Kim du Toit reports on a highly disturbing article today- the number of "farm murders" in South Africa is high, 1700 since the end of apartheid in 1994, making farmers and their families risk of murder ten times higher than any other group-the most dangerous non-military profession in the world. The police seem entirely disinterested in investigating. The Times piece is well worth reading.
The situation is not quite so bad as Zimbabwe yet. I've heard before from relatives who used to live in South Africa that there used to be quiet talk of mass revenge against the whites- once Nelson Mandela passes on. Those relatives have since moved elsewhere in the world.
Zimbabwe’s cull of farmers can be repeated by default, as well as by design. There are signs of growing haste and impatience in land reform. New possibilities of legalised expropriation were opened on March 1. The deputy president, Phumzile Mlambo-Ngcuka, spoke at a recent conference in Pretoria. “We’ve got lessons to learn from Zimbabwe,” she said. “How to do it fast. We need a bit of oomph. So, we might want some skills exchange between us and Zimbabwe.” The remark was made with a smile, it was reported, and “to muted laughter”.

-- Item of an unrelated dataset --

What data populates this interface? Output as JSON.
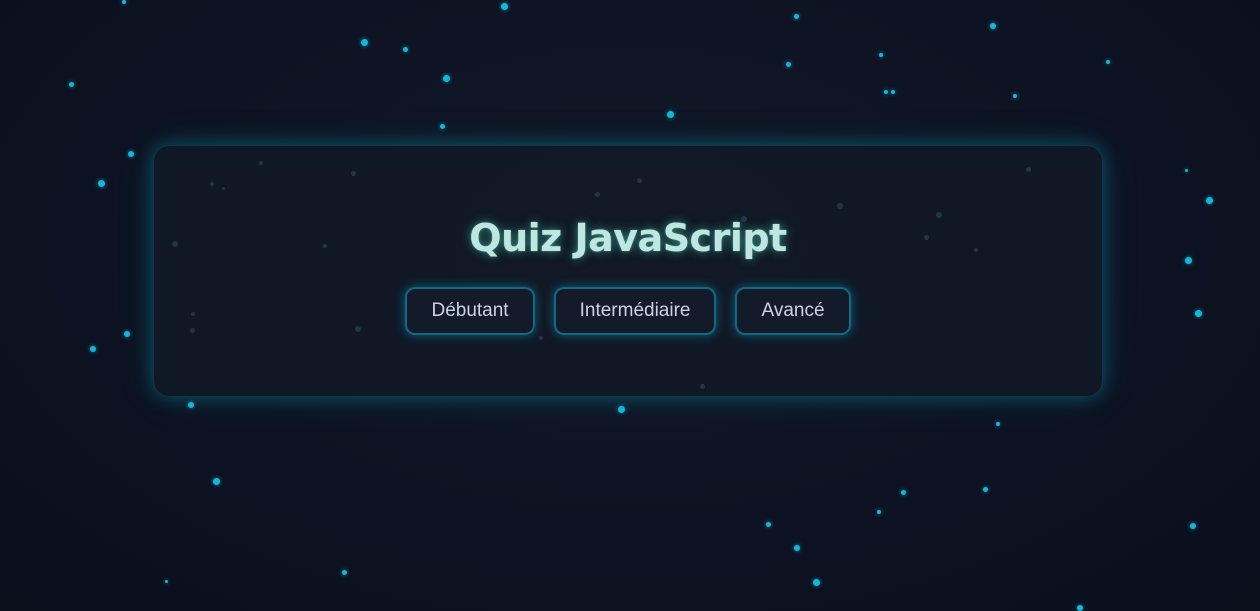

The world has thus far turned a blind eye to the ethnic cleansing of the whites in Zimbabwe. Will it do the same again if it happens in South Africa?